general spirit of the Romans. Since the Romans fell under an arbitrary government suddenly, with almost no interval between their commanding and their serving, they were not at all prepared for the change by a moderation of their manners. Their fierce humor remained; the citizens were treated as they themselves had treated conquered enemies, and were governed according to the same plan. The Sulla who entered Rome was no different from the Sulla who entered Athens: he applied the same law of nations. As for states that have been brought under subjection only by imperceptible degrees, when the laws fail them they are still governed by their manners.

The constant sight of gladiators in combat made the Romans extremely fierce. It was observed that Claudius became more inclined to shed blood by seeing spectacles of this kind. The example of this emperor, who was of a gentle nature yet committed so many cruelties, makes it obvious that the education of his time was different from ours.

Since the Romans were accustomed to making sport of human nature in the person of their children and their slaves,2 they could scarcely know the virtue we call humanity. Can the ferocity we find in the inhabitants of our colonies come from anything but the punishments constantly inflicted on this unhappy portion of the human race? When we are cruel in the civil state,a what can we expect from natural gentleness and justice?

It is wearying, in the history of the emperors, to see the infinite number of men they put to death for the purpose of confiscating their wealth. We find nothing similar in our modern histories. This, as we have just said, must be attrib-

a The term "civil state" means civil or political society as distinguished from man's natural condition or the "state of nature." The distinction is adopted from Hobbes and Locke: see Montesquieu's The Spirit of the Laws, I, 2, 3.
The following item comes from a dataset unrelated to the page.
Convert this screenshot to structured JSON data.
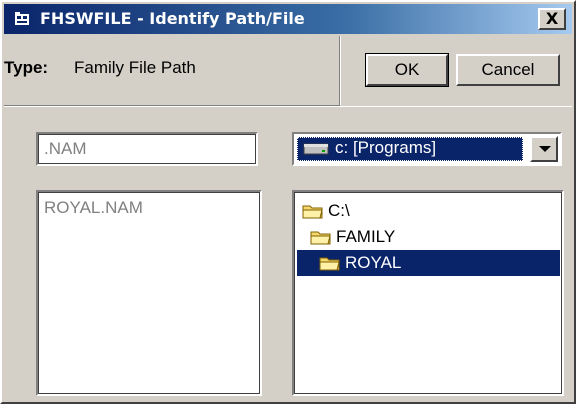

uted to gentler manners, and to a more repressive religion. Moreover, we do not have for despoiling the families of senators who had ravaged the world. The advantages we draw from the moderate size of our fortunes is that they are more secure: it is not worth anyone's trouble to plunder our wealth.3
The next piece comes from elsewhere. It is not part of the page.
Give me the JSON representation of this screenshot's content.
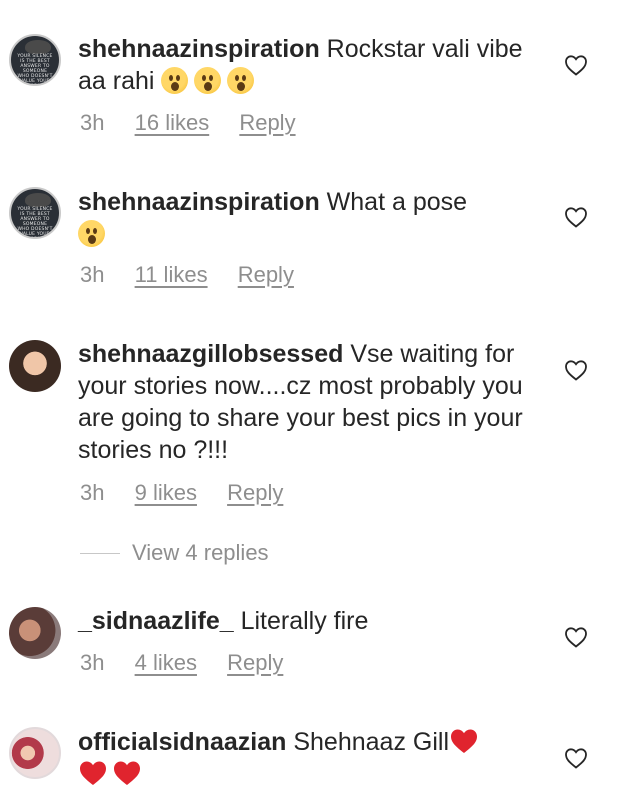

The people of Rome, who were called plebs, did not hate the worst emperors. After they had lost their power, and were no longer occupied with war, they had become the vilest of all peoples. They regarded commerce and the arts as things fit for slaves, and the distributions of grain that they received made them neglect the land. They had been accustomed to games and spectacles. When they no longer had tribunes to listen to or magistrates to elect, these useless things became necessities, and idleness increased their taste for them. Thus Caligula, Nero, Commodus, and Caracalla were lamented by the people because of their very madness, for they wildly loved what the people loved, and contributed with all their power and even their persons to the people's pleasures. For them these rulers were prodigal of all the riches of the empire, and when these were exhausted, the people — looking on untroubled while all the great families were being despoiled — enjoyed the fruits of the tyranny. And their joy was pure, for they found security in their own baseness. Such princes naturally hated good men: they knew they were not approved of by them.4 Indignant at meeting contradiction or silence from an austere citizen, intoxicated by the plaudits of the populace, they succeeded in imagining that their government produced public felicity, and that only ill-intentioned men could censure it.

Caligula was a true sophist in his cruelty. Since he wa